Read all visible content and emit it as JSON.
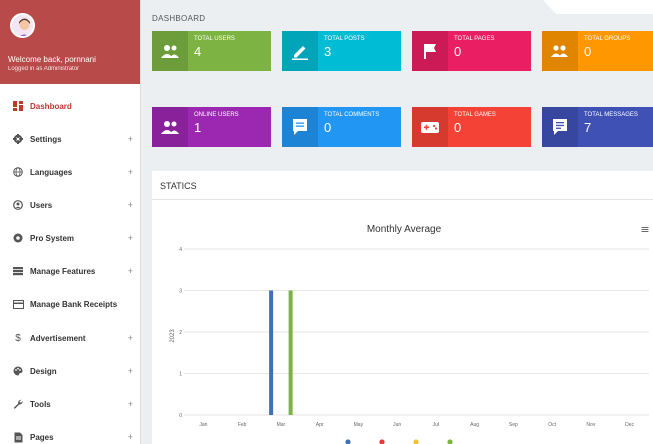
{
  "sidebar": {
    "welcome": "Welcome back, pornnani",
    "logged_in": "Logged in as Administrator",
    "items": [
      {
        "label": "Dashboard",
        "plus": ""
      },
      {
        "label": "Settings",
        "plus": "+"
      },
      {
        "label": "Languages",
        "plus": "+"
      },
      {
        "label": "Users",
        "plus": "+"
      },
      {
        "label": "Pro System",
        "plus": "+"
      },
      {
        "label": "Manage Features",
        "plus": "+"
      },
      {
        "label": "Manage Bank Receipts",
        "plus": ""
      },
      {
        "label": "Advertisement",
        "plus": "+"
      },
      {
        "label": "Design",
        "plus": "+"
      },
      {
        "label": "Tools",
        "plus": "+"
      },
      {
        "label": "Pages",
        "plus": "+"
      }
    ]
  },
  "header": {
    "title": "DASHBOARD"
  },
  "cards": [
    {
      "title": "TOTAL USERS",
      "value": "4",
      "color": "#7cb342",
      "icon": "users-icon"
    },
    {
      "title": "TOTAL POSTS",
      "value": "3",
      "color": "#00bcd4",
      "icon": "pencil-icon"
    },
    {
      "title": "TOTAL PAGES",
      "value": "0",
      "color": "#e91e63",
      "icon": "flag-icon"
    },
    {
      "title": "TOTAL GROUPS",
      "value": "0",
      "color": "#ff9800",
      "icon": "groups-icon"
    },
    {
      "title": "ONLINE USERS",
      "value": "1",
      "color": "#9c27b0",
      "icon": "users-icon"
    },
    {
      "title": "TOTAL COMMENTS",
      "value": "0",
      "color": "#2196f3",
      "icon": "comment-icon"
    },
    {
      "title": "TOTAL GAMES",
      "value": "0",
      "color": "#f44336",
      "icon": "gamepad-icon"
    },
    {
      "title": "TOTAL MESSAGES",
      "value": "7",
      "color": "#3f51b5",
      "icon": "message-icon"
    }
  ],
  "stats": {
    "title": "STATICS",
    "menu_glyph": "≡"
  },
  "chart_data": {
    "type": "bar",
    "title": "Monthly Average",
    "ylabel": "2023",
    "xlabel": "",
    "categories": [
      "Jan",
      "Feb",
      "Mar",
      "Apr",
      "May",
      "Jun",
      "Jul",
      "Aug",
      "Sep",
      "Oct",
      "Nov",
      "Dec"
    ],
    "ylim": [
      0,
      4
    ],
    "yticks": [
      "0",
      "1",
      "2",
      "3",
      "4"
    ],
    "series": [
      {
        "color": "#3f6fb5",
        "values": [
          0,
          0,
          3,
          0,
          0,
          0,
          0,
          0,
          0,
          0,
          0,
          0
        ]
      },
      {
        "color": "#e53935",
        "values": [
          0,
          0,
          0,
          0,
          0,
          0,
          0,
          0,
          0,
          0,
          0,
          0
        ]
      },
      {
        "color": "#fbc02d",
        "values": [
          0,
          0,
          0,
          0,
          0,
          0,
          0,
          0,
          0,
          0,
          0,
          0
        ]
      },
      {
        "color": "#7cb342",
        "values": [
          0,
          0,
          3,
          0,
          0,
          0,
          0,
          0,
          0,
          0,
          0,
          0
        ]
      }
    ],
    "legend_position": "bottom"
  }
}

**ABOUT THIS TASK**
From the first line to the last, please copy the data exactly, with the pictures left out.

**COMPLETED TASK**
Read all visible content and emit it as JSON.
{
  "sidebar": {
    "welcome": "Welcome back, pornnani",
    "logged_in": "Logged in as Administrator",
    "items": [
      {
        "label": "Dashboard",
        "plus": ""
      },
      {
        "label": "Settings",
        "plus": "+"
      },
      {
        "label": "Languages",
        "plus": "+"
      },
      {
        "label": "Users",
        "plus": "+"
      },
      {
        "label": "Pro System",
        "plus": "+"
      },
      {
        "label": "Manage Features",
        "plus": "+"
      },
      {
        "label": "Manage Bank Receipts",
        "plus": ""
      },
      {
        "label": "Advertisement",
        "plus": "+"
      },
      {
        "label": "Design",
        "plus": "+"
      },
      {
        "label": "Tools",
        "plus": "+"
      },
      {
        "label": "Pages",
        "plus": "+"
      }
    ]
  },
  "header": {
    "title": "DASHBOARD"
  },
  "cards": [
    {
      "title": "TOTAL USERS",
      "value": "4",
      "color": "#7cb342",
      "icon": "users-icon"
    },
    {
      "title": "TOTAL POSTS",
      "value": "3",
      "color": "#00bcd4",
      "icon": "pencil-icon"
    },
    {
      "title": "TOTAL PAGES",
      "value": "0",
      "color": "#e91e63",
      "icon": "flag-icon"
    },
    {
      "title": "TOTAL GROUPS",
      "value": "0",
      "color": "#ff9800",
      "icon": "groups-icon"
    },
    {
      "title": "ONLINE USERS",
      "value": "1",
      "color": "#9c27b0",
      "icon": "users-icon"
    },
    {
      "title": "TOTAL COMMENTS",
      "value": "0",
      "color": "#2196f3",
      "icon": "comment-icon"
    },
    {
      "title": "TOTAL GAMES",
      "value": "0",
      "color": "#f44336",
      "icon": "gamepad-icon"
    },
    {
      "title": "TOTAL MESSAGES",
      "value": "7",
      "color": "#3f51b5",
      "icon": "message-icon"
    }
  ],
  "stats": {
    "title": "STATICS",
    "menu_glyph": "≡"
  },
  "chart_data": {
    "type": "bar",
    "title": "Monthly Average",
    "ylabel": "2023",
    "xlabel": "",
    "categories": [
      "Jan",
      "Feb",
      "Mar",
      "Apr",
      "May",
      "Jun",
      "Jul",
      "Aug",
      "Sep",
      "Oct",
      "Nov",
      "Dec"
    ],
    "ylim": [
      0,
      4
    ],
    "yticks": [
      "0",
      "1",
      "2",
      "3",
      "4"
    ],
    "series": [
      {
        "color": "#3f6fb5",
        "values": [
          0,
          0,
          3,
          0,
          0,
          0,
          0,
          0,
          0,
          0,
          0,
          0
        ]
      },
      {
        "color": "#e53935",
        "values": [
          0,
          0,
          0,
          0,
          0,
          0,
          0,
          0,
          0,
          0,
          0,
          0
        ]
      },
      {
        "color": "#fbc02d",
        "values": [
          0,
          0,
          0,
          0,
          0,
          0,
          0,
          0,
          0,
          0,
          0,
          0
        ]
      },
      {
        "color": "#7cb342",
        "values": [
          0,
          0,
          3,
          0,
          0,
          0,
          0,
          0,
          0,
          0,
          0,
          0
        ]
      }
    ],
    "legend_position": "bottom"
  }
}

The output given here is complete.